**Entries from a dataset of interfaces:**
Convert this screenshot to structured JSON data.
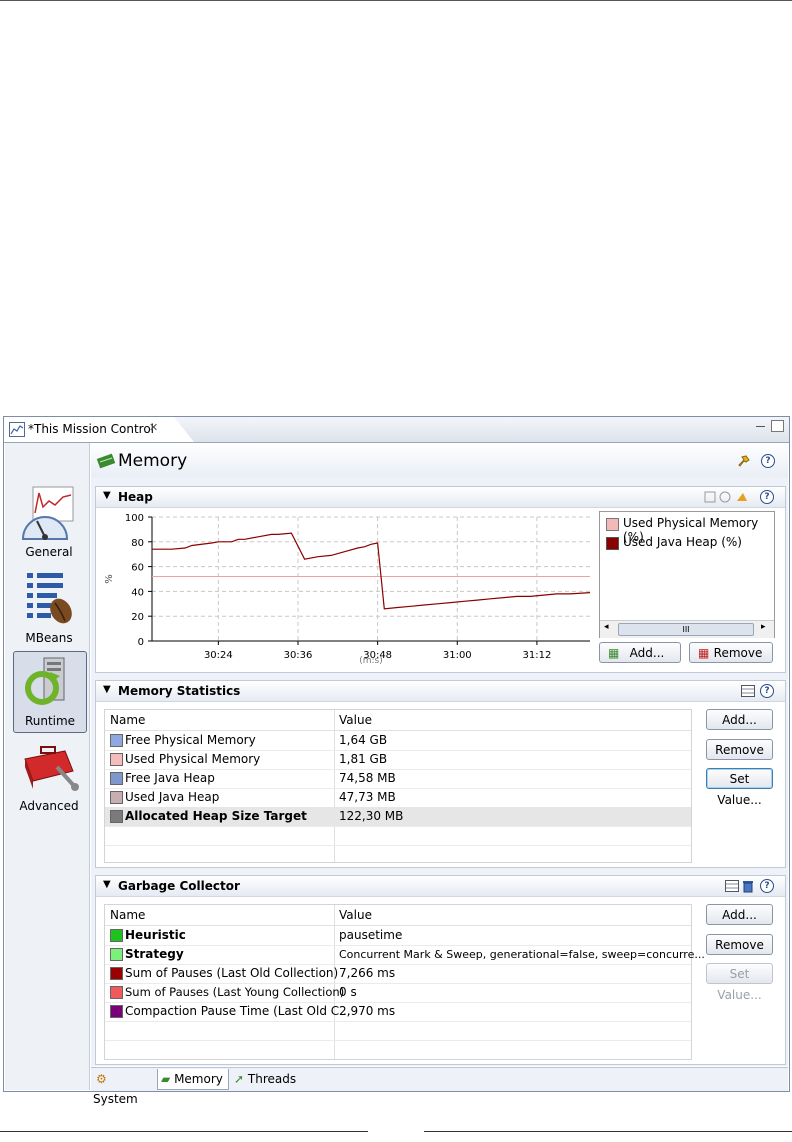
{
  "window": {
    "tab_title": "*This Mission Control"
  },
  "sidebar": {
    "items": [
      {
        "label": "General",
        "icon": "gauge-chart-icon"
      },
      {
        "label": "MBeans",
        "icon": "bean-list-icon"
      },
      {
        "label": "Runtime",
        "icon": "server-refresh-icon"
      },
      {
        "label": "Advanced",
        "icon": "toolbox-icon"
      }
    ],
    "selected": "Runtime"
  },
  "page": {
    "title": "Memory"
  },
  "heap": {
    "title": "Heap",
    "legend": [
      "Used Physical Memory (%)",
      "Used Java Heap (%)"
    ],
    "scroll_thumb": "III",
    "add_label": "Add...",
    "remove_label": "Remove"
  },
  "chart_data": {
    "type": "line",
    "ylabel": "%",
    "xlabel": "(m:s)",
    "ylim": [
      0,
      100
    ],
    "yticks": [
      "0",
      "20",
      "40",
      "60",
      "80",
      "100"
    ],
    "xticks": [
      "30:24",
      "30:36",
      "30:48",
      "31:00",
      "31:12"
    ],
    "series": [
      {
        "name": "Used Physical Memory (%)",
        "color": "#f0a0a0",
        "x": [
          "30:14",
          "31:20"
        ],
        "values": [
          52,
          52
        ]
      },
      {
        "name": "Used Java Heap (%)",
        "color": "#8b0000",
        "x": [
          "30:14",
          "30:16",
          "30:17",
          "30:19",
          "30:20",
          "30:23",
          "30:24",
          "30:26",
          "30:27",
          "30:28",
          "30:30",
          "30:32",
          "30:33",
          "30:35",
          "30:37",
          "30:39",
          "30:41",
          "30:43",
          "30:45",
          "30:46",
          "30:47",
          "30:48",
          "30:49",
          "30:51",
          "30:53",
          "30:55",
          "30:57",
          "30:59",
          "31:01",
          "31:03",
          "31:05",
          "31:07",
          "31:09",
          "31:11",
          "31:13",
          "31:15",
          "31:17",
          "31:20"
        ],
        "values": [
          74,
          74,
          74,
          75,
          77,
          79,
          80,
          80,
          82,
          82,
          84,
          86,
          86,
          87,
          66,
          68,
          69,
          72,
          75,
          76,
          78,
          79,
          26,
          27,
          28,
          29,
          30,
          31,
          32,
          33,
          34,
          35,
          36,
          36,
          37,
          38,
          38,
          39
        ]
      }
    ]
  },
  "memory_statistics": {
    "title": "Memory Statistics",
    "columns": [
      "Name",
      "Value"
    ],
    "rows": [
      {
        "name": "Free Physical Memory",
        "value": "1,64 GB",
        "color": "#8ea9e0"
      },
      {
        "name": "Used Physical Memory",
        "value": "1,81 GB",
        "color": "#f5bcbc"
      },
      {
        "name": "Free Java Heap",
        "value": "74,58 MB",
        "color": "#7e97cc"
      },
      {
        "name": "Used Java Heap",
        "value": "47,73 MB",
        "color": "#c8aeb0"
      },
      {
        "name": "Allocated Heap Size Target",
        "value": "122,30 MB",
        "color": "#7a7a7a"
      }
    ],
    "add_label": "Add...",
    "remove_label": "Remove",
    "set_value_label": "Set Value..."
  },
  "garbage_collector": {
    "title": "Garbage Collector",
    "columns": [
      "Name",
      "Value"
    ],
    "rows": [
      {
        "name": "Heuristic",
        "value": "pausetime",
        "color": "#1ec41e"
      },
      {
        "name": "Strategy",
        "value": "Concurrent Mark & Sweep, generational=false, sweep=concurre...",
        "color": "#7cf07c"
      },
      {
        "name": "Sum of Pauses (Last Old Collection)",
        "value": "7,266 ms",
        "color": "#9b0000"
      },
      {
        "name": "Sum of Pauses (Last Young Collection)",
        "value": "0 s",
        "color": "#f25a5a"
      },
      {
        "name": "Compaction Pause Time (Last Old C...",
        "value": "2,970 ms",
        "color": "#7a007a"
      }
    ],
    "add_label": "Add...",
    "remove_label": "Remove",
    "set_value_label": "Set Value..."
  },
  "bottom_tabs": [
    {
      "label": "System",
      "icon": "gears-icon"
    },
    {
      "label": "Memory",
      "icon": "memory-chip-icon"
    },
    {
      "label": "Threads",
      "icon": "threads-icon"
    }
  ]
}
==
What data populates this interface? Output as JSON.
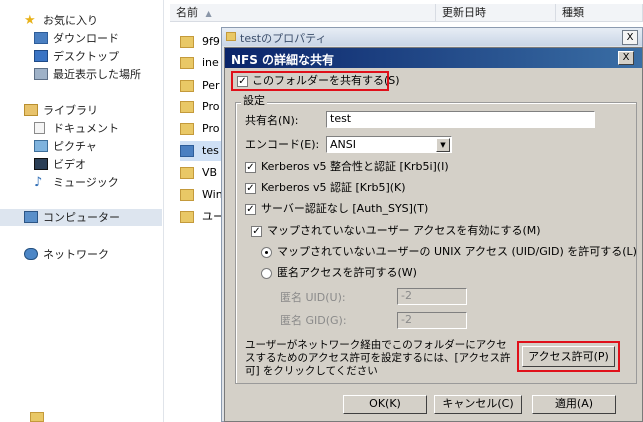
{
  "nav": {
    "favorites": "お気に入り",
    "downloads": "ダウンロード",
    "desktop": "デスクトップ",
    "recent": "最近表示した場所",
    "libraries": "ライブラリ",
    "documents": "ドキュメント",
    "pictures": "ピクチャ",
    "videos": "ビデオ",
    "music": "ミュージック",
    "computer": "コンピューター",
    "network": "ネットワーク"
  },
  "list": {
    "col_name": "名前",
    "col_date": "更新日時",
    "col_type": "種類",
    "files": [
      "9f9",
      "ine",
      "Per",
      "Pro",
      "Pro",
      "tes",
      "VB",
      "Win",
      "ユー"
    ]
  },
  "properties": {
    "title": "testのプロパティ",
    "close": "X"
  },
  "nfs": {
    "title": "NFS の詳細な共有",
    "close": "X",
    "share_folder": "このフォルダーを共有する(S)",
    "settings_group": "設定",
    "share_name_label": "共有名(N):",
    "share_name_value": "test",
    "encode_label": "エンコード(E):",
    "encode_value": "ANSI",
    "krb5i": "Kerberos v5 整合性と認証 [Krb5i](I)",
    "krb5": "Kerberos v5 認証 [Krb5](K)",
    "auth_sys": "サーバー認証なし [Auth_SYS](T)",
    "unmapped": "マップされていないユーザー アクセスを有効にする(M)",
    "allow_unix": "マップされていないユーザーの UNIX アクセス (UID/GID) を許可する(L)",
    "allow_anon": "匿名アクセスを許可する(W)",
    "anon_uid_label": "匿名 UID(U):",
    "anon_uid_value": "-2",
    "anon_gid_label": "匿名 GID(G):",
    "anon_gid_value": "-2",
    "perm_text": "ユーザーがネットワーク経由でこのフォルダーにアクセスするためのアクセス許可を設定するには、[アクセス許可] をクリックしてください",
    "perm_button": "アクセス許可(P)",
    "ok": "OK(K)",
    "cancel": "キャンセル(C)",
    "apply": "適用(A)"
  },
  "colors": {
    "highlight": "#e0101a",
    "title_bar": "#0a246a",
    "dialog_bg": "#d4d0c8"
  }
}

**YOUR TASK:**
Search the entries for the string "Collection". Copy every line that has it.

**TASK OUTPUT:**
        "name": "Sum of Pauses (Last Old Collection)",
        "name": "Sum of Pauses (Last Young Collection)",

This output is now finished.